“Helen”* saw a job description for a big job at a non-profit organization and commented: “that’s supposed to be even more dysfunctional than the place I work now!”

My response was in the form of a suggestion:

“If it’s the kind of work that interests you and the kind of prestigious organization that appeals to you, see if you can get an interview.

An interview is really the only place you can get to know for yourself what an organization’s culture is like. The first interview can give you a pretty good gut indicator.

Other people may find a place dysfunctional, and it may be the kind of dysfunction you thrive in. My theory is that most places are dysfunctional in some way, so part of the transition process is to find the one that maximizes my effectiveness and minimizes my dissatisfaction.

That’s why the Must Have List is so important – it’s the place you identify where and how and in what circumstances you are happiest and doing your best work. Going to an interview armed with that self-knowledge is very empowering – you now are interviewing them at the same time they are interviewing them. It changes the power dynamic from the get-go. Your consequent self-confidence will really help you recognize and then listen to your gut impressions and feelings.

It’s also very empowering to go to many interviews, to “try on” various jobs and organizations so you’re more and more certain of what fits and what doesn’t. And when you find your “right fit,” it all just falls into place. Thus, more interviews than less are highly desirable.

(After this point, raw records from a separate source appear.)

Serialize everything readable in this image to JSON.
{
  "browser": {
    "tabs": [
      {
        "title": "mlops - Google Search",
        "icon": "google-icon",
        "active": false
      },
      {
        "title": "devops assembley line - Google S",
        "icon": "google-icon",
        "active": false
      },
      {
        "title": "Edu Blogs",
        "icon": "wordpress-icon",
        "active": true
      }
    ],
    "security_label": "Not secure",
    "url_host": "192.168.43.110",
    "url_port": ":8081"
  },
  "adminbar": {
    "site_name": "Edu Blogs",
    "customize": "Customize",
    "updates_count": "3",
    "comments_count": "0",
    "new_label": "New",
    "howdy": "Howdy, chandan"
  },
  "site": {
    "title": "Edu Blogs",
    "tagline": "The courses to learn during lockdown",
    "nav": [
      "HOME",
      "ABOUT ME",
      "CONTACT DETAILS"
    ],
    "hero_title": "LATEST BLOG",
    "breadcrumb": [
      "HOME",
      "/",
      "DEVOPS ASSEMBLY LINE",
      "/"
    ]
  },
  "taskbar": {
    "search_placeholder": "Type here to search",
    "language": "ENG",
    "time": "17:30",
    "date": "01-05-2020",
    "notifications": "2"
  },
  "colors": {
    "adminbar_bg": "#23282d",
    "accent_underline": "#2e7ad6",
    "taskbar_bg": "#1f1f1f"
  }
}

Our goal right now is to get you interviews, not to get you a job. That comes later. At this point, interview experience is our data base. Also, did you know we have a sort of brain in our gut? That’s the one to start listening to. And that takes practice.”

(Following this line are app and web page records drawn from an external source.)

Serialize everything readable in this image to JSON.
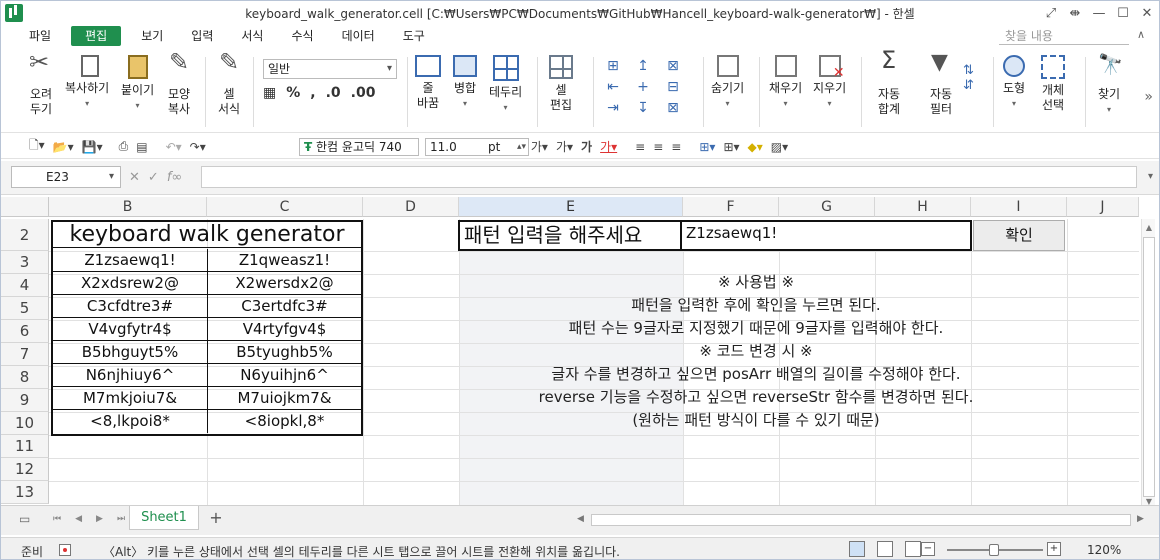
{
  "window": {
    "title": "keyboard_walk_generator.cell [C:₩Users₩PC₩Documents₩GitHub₩Hancell_keyboard-walk-generator₩] - 한셀",
    "controls": [
      "⤢",
      "⇼",
      "—",
      "☐",
      "✕"
    ]
  },
  "menu": {
    "items": [
      "파일",
      "편집",
      "보기",
      "입력",
      "서식",
      "수식",
      "데이터",
      "도구"
    ],
    "active_index": 1,
    "find_placeholder": "찾을 내용"
  },
  "ribbon": {
    "cut": [
      "오려",
      "두기"
    ],
    "copy": "복사하기",
    "paste": "붙이기",
    "format_painter": [
      "모양",
      "복사"
    ],
    "cell_format": [
      "셀",
      "서식"
    ],
    "number_format": "일반",
    "wrap": [
      "줄",
      "바꿈"
    ],
    "merge": "병합",
    "border": "테두리",
    "cell_edit": [
      "셀",
      "편집"
    ],
    "hide": "숨기기",
    "fill": "채우기",
    "clear": "지우기",
    "autosum": [
      "자동",
      "합계"
    ],
    "autofilter": [
      "자동",
      "필터"
    ],
    "shape": "도형",
    "select_object": [
      "개체",
      "선택"
    ],
    "find": "찾기"
  },
  "toolbar2": {
    "font_name": "한컴 윤고딕 740",
    "font_size": "11.0",
    "font_unit": "pt"
  },
  "formula_bar": {
    "name_box": "E23",
    "formula": ""
  },
  "sheet": {
    "columns": [
      "B",
      "C",
      "D",
      "E",
      "F",
      "G",
      "H",
      "I",
      "J"
    ],
    "selected_column": "E",
    "rows": [
      "2",
      "3",
      "4",
      "5",
      "6",
      "7",
      "8",
      "9",
      "10",
      "11",
      "12",
      "13"
    ],
    "table_title": "keyboard walk generator",
    "table": [
      [
        "Z1zsaewq1!",
        "Z1qweasz1!"
      ],
      [
        "X2xdsrew2@",
        "X2wersdx2@"
      ],
      [
        "C3cfdtre3#",
        "C3ertdfc3#"
      ],
      [
        "V4vgfytr4$",
        "V4rtyfgv4$"
      ],
      [
        "B5bhguyt5%",
        "B5tyughb5%"
      ],
      [
        "N6njhiuy6^",
        "N6yuihjn6^"
      ],
      [
        "M7mkjoiu7&",
        "M7uiojkm7&"
      ],
      [
        "<8,lkpoi8*",
        "<8iopkl,8*"
      ]
    ],
    "prompt_label": "패턴 입력을 해주세요",
    "prompt_value": "Z1zsaewq1!",
    "confirm_button": "확인",
    "usage_lines": [
      "※ 사용법 ※",
      "패턴을 입력한 후에 확인을 누르면 된다.",
      "패턴 수는 9글자로 지정했기 때문에 9글자를 입력해야 한다.",
      "※ 코드 변경 시 ※",
      "글자 수를 변경하고 싶으면 posArr 배열의 길이를 수정해야 한다.",
      "reverse 기능을 수정하고 싶으면 reverseStr 함수를 변경하면 된다.",
      "(원하는 패턴 방식이 다를 수 있기 때문)"
    ]
  },
  "tabs": {
    "sheet_name": "Sheet1",
    "add_label": "+"
  },
  "status": {
    "ready": "준비",
    "hint": "〈Alt〉 키를 누른 상태에서 선택 셀의 테두리를 다른 시트 탭으로 끌어 시트를 전환해 위치를 옮깁니다.",
    "zoom": "120%"
  }
}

We’ll see what she decides to do! As I like to say, more shall be revealed…

* changed to protect privacy